Records from a data source
|---|

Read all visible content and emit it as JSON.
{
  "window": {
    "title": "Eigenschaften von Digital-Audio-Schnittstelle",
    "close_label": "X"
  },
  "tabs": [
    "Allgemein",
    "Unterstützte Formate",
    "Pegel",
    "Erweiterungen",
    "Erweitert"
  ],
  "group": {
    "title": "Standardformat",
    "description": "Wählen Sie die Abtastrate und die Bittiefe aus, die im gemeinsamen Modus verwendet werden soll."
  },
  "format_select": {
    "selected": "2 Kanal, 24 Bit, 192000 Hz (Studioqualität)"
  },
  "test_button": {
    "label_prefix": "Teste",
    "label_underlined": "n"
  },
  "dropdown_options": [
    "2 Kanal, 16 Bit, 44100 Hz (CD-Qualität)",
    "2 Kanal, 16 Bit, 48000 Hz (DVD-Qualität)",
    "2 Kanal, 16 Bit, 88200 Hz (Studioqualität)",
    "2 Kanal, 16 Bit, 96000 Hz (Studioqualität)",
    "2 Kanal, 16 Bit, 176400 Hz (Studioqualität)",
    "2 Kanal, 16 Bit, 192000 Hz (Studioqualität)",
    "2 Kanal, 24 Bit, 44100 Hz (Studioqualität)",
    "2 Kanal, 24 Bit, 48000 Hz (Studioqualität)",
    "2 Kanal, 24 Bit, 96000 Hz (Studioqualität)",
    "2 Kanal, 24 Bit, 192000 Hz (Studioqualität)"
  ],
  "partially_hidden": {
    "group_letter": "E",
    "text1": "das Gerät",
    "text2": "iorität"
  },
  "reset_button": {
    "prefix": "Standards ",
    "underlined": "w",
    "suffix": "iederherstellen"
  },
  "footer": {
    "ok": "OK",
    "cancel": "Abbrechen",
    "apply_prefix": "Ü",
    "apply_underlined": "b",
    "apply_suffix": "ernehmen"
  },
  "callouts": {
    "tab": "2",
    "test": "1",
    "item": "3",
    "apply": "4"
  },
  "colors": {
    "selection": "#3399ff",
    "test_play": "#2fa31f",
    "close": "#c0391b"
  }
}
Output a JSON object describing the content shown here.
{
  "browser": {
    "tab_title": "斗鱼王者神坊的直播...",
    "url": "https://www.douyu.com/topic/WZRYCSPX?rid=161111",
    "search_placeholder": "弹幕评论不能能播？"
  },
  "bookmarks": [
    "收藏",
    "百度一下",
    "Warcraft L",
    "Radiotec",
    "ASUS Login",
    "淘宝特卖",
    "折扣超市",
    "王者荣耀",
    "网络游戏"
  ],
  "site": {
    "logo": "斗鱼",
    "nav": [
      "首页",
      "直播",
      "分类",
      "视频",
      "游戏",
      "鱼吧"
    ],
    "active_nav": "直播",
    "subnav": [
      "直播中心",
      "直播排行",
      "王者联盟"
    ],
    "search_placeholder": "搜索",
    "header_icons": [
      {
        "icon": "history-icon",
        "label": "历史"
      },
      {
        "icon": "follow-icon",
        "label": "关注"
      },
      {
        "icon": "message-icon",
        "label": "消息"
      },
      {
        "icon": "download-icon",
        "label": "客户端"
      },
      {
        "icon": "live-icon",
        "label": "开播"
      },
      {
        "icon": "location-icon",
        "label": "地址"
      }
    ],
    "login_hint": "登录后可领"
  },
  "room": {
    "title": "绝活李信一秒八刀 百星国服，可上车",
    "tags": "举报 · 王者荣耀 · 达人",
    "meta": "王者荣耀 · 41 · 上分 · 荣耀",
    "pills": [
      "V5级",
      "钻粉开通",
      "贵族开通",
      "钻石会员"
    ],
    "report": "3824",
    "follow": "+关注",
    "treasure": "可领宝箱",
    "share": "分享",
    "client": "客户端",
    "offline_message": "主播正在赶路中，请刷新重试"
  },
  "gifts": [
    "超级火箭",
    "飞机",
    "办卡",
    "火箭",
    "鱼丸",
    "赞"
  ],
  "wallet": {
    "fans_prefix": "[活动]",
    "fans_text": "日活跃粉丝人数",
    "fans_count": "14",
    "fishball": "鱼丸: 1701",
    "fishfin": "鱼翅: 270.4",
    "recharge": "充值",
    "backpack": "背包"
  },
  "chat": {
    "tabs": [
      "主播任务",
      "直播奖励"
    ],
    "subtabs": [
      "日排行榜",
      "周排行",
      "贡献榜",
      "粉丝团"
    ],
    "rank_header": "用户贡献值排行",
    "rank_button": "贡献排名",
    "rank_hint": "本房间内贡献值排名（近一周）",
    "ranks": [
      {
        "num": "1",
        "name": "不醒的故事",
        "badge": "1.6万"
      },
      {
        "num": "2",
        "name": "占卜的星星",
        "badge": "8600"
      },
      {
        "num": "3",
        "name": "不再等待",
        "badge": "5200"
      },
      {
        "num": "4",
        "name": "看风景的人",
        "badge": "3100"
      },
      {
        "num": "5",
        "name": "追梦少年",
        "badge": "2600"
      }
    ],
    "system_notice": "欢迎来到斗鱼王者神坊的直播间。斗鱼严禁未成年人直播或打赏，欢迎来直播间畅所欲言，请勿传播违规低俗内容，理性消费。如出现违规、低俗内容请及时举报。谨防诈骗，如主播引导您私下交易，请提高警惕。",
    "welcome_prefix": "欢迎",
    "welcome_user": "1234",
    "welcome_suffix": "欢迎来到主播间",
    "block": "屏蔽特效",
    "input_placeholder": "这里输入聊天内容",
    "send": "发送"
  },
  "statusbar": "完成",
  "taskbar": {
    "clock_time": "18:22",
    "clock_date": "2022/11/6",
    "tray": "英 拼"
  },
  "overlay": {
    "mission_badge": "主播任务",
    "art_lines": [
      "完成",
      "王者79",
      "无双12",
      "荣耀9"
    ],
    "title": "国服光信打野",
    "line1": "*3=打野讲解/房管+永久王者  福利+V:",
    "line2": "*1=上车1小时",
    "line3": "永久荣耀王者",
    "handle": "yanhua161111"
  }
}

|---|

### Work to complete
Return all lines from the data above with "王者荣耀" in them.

### Response to this exercise
    "王者荣耀",
    "tags": "举报 · 王者荣耀 · 达人",
    "meta": "王者荣耀 · 41 · 上分 · 荣耀",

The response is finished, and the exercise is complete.